## ASSIGNMENT:
What lines in the records below include the word "circle"? Return each one.

## RECORDS:
•••••
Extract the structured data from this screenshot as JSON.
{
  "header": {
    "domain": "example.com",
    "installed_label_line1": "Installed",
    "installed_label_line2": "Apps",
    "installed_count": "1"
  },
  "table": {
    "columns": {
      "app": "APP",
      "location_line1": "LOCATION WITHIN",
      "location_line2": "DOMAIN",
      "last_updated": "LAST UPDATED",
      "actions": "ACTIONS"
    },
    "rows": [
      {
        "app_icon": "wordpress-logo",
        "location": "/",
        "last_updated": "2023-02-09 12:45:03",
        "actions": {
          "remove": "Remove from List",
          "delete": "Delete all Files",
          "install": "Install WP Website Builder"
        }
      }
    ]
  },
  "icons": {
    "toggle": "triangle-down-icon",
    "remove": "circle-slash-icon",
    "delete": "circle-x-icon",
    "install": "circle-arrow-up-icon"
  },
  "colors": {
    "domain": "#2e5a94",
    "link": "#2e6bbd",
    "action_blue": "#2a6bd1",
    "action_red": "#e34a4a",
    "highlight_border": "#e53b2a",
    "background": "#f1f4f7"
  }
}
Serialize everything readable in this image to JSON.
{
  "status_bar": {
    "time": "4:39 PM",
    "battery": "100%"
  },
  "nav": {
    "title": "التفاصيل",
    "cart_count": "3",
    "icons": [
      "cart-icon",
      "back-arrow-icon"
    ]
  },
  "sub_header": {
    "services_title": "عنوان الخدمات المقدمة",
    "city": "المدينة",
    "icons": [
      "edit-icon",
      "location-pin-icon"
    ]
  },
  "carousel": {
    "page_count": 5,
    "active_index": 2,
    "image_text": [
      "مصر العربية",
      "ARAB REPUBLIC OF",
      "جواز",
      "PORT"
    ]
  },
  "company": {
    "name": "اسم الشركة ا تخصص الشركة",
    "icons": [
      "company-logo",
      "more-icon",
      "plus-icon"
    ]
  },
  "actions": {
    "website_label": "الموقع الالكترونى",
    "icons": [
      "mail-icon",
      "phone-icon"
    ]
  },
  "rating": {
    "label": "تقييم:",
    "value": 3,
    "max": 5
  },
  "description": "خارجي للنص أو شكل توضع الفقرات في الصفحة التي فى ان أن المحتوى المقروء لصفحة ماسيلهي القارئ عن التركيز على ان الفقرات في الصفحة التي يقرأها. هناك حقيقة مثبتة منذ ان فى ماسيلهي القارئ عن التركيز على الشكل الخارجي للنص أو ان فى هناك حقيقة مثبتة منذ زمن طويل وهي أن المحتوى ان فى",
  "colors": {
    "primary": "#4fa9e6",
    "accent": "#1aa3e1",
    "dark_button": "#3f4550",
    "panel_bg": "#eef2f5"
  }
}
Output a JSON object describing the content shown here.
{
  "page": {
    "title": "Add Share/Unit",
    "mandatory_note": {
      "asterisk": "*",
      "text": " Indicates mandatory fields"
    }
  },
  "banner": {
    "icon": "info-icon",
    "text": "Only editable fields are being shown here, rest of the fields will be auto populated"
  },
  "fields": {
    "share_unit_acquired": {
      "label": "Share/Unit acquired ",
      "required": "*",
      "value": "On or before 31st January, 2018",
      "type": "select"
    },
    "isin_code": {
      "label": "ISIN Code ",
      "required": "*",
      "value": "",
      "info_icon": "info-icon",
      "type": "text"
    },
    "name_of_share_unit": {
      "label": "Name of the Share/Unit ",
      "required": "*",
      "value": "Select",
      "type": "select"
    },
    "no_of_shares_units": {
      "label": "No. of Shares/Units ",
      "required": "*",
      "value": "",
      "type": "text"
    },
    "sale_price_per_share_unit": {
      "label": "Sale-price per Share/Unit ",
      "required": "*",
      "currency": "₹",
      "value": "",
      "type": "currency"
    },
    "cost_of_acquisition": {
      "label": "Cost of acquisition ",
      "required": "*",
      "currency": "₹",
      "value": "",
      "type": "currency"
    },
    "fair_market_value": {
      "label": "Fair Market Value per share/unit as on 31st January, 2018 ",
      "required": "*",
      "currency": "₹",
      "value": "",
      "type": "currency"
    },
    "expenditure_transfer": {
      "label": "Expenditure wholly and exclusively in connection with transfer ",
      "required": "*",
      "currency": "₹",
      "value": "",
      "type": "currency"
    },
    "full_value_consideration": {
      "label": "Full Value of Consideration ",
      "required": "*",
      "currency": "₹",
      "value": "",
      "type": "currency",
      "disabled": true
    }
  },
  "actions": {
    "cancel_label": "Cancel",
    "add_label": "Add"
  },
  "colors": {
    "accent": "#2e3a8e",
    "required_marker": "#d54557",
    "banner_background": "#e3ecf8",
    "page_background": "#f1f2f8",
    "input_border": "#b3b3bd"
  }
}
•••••
## EXERCISE RESPONSE:
    "remove": "circle-slash-icon",
    "delete": "circle-x-icon",
    "install": "circle-arrow-up-icon"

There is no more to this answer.